◆ Work order
Extract each line of the records below that contains the word "place".

┌────────

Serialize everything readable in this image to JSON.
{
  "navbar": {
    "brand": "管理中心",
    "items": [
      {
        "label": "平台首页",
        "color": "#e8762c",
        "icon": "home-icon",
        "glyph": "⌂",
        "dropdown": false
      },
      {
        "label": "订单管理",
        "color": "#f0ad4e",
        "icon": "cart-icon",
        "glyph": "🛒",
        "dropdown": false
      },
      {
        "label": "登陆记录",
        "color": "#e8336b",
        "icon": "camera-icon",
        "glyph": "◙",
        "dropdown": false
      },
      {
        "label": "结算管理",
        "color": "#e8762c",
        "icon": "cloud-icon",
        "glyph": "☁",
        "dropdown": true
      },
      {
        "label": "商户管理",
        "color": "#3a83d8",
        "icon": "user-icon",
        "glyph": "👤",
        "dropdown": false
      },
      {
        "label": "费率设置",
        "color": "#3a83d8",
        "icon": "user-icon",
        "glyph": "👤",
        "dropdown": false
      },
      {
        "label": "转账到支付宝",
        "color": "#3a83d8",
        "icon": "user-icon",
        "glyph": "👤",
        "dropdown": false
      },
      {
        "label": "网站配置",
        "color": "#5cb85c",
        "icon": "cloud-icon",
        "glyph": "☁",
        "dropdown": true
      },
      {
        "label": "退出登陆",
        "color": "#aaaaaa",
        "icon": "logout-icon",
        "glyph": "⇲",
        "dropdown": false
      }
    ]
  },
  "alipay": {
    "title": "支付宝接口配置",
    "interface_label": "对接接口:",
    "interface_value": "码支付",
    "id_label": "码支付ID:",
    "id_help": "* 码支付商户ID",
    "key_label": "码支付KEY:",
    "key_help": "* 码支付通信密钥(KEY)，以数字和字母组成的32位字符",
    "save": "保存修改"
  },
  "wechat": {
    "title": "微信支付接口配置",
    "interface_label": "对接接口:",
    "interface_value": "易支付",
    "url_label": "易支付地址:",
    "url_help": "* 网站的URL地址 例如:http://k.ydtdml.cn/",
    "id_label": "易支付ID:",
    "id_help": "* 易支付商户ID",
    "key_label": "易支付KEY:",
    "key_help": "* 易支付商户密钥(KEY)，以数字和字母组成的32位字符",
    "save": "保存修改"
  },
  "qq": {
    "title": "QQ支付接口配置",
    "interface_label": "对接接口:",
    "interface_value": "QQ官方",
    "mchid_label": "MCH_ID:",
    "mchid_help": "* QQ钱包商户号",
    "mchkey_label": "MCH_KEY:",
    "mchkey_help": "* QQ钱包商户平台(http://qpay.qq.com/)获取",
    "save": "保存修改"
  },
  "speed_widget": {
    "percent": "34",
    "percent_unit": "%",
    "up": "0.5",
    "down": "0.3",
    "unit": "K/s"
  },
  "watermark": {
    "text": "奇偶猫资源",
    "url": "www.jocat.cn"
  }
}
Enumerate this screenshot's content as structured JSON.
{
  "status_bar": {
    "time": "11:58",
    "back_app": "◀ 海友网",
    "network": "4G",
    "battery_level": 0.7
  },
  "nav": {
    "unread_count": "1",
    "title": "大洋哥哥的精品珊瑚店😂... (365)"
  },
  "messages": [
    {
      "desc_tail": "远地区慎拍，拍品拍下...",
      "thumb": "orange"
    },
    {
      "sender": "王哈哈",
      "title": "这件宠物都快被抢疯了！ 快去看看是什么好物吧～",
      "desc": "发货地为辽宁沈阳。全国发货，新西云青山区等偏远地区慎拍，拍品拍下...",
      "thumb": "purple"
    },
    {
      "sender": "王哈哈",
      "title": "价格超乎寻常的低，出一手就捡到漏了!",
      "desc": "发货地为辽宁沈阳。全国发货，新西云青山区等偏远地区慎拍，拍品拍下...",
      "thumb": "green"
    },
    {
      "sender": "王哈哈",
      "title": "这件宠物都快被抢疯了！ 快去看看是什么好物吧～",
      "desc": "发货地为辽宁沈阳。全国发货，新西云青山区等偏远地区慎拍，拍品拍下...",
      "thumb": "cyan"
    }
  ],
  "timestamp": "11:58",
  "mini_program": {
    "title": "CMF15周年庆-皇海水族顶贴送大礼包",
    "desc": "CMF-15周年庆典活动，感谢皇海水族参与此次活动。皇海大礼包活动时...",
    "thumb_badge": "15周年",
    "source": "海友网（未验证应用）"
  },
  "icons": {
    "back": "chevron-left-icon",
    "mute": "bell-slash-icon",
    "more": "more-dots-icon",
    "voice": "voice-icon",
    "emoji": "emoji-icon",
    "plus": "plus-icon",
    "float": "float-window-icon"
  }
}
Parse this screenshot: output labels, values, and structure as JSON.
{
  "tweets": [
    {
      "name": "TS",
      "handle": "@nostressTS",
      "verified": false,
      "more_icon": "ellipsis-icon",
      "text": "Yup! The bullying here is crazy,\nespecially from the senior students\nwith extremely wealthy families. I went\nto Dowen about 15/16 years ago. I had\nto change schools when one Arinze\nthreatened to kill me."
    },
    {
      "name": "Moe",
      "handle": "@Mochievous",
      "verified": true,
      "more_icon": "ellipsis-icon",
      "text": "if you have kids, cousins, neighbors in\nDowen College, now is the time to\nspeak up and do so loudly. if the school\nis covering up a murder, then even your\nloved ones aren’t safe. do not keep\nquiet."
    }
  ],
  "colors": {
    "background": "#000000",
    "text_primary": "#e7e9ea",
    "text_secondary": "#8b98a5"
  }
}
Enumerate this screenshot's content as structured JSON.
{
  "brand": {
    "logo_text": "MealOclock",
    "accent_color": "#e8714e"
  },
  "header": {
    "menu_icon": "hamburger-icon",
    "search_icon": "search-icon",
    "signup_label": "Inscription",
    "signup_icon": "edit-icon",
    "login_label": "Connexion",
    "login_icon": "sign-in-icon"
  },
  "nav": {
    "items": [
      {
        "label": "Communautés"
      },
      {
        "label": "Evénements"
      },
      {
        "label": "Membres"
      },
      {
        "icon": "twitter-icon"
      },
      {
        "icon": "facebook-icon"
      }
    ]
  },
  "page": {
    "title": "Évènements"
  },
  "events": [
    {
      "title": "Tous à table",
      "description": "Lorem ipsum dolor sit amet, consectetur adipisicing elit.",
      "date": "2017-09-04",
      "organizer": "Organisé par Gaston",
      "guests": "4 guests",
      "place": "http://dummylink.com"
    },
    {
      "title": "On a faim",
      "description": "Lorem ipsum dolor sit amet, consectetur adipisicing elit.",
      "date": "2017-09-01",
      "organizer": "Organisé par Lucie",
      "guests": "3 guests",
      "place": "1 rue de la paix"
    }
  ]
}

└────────

◆ Solution below
      "place": "http://dummylink.com"
      "place": "1 rue de la paix"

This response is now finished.